*** RECORDS FOR PROCESSING

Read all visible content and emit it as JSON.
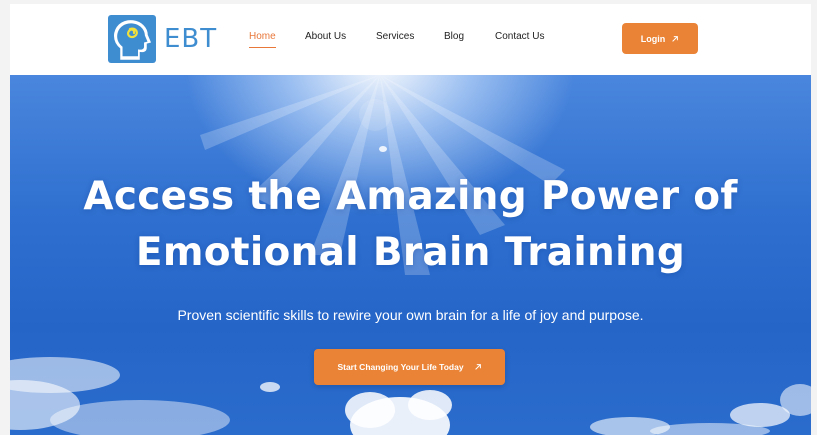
{
  "brand": {
    "name": "EBT",
    "logo_icon": "head-profile-icon",
    "color": "#3f8dd1"
  },
  "nav": {
    "items": [
      {
        "label": "Home",
        "active": true
      },
      {
        "label": "About Us",
        "active": false
      },
      {
        "label": "Services",
        "active": false
      },
      {
        "label": "Blog",
        "active": false
      },
      {
        "label": "Contact Us",
        "active": false
      }
    ],
    "active_color": "#e8773a"
  },
  "header": {
    "login_label": "Login",
    "login_icon": "arrow-up-right-icon"
  },
  "hero": {
    "title_line1": "Access the Amazing Power of",
    "title_line2": "Emotional Brain Training",
    "subtitle": "Proven scientific skills to rewire your own brain for a life of joy and purpose.",
    "cta_label": "Start Changing Your Life Today",
    "cta_icon": "arrow-up-right-icon",
    "background": "sunlit-sky-with-clouds"
  },
  "colors": {
    "accent": "#ea8336",
    "sky": "#2e6fcf"
  }
}
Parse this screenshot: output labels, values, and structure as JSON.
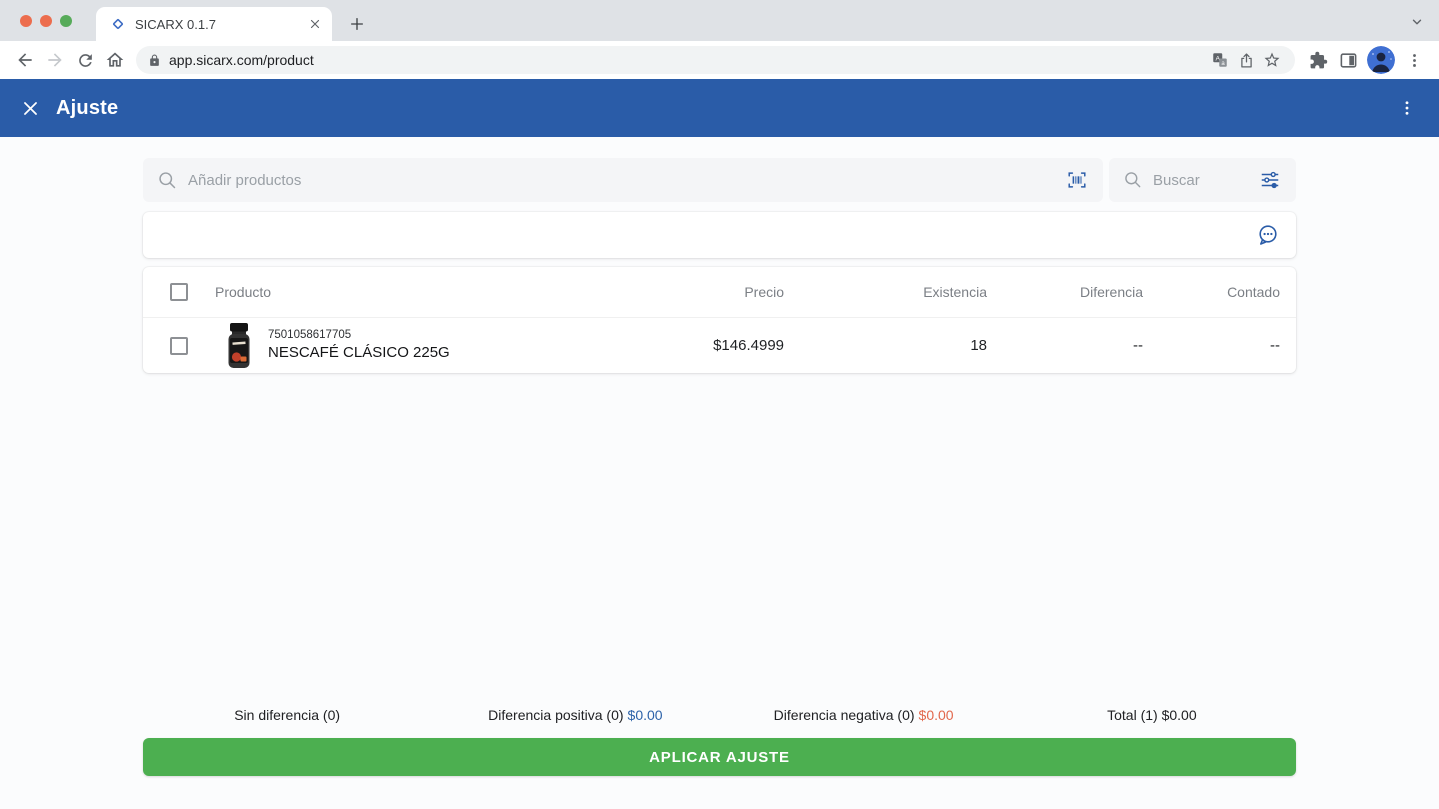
{
  "browser": {
    "tab_title": "SICARX 0.1.7",
    "url": "app.sicarx.com/product"
  },
  "app_header": {
    "title": "Ajuste"
  },
  "search": {
    "add_products_placeholder": "Añadir productos",
    "search_placeholder": "Buscar"
  },
  "table": {
    "headers": {
      "product": "Producto",
      "price": "Precio",
      "stock": "Existencia",
      "difference": "Diferencia",
      "counted": "Contado"
    },
    "rows": [
      {
        "barcode": "7501058617705",
        "name": "NESCAFÉ CLÁSICO 225G",
        "price": "$146.4999",
        "stock": "18",
        "difference": "--",
        "counted": "--"
      }
    ]
  },
  "summary": {
    "no_difference": "Sin diferencia (0)",
    "positive_label": "Diferencia positiva (0)",
    "positive_value": "$0.00",
    "negative_label": "Diferencia negativa (0)",
    "negative_value": "$0.00",
    "total": "Total (1) $0.00"
  },
  "actions": {
    "apply": "APLICAR AJUSTE"
  },
  "colors": {
    "header_blue": "#2a5ca8",
    "accent_blue": "#2a5ca8",
    "positive_blue": "#2c62a9",
    "negative_red": "#e2674c",
    "button_green": "#4caf50"
  }
}
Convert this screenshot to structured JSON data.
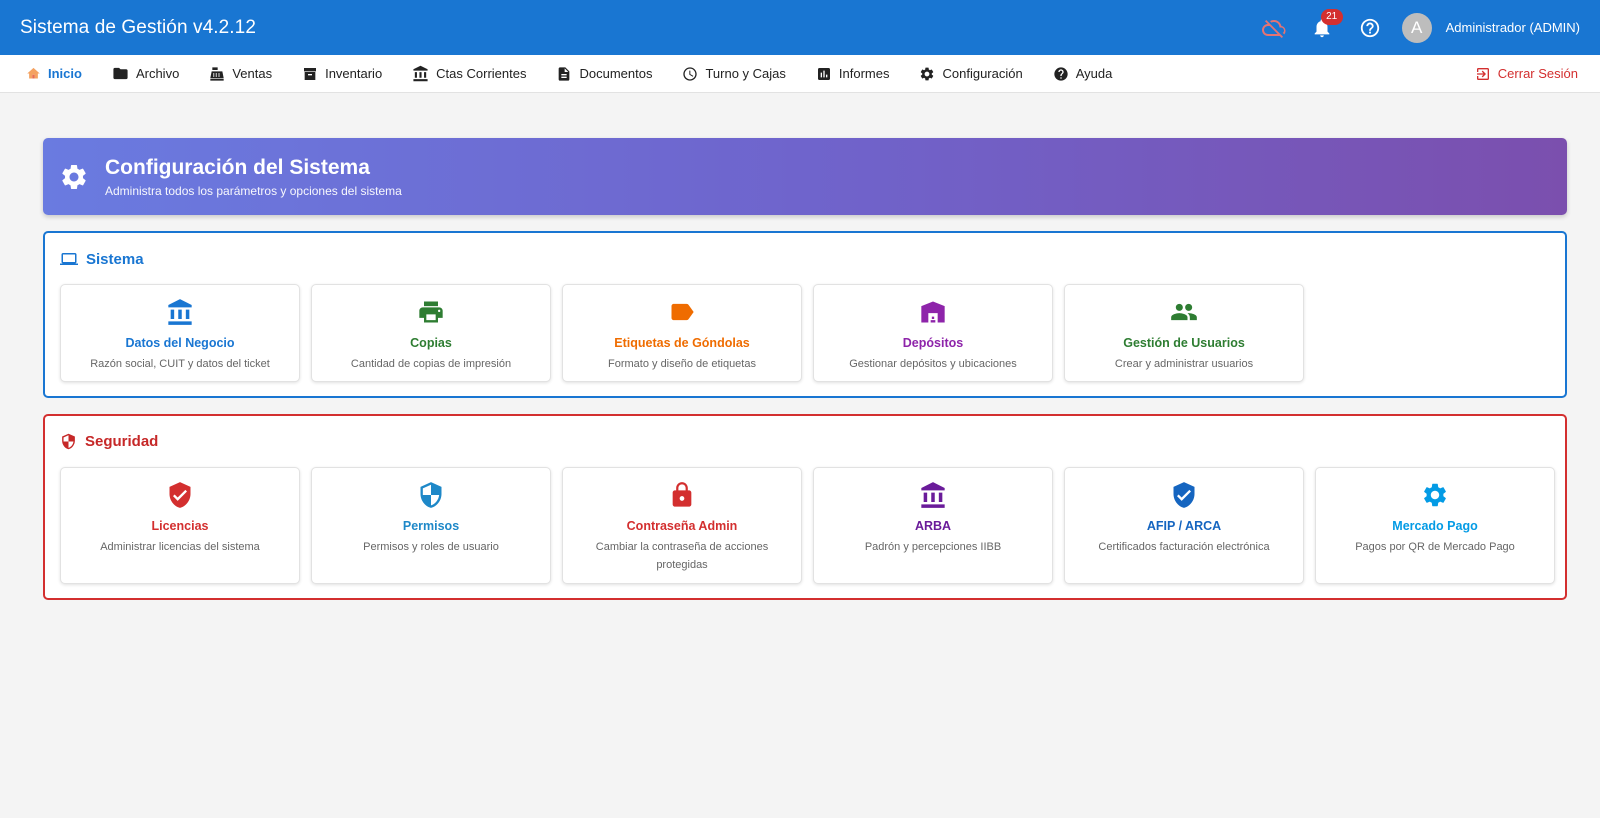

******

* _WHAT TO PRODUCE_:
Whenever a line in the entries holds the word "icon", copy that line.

* _ANSWER_:
    "logo_icon": "head-profile-icon",
    "login_icon": "arrow-up-right-icon"
    "cta_icon": "arrow-up-right-icon",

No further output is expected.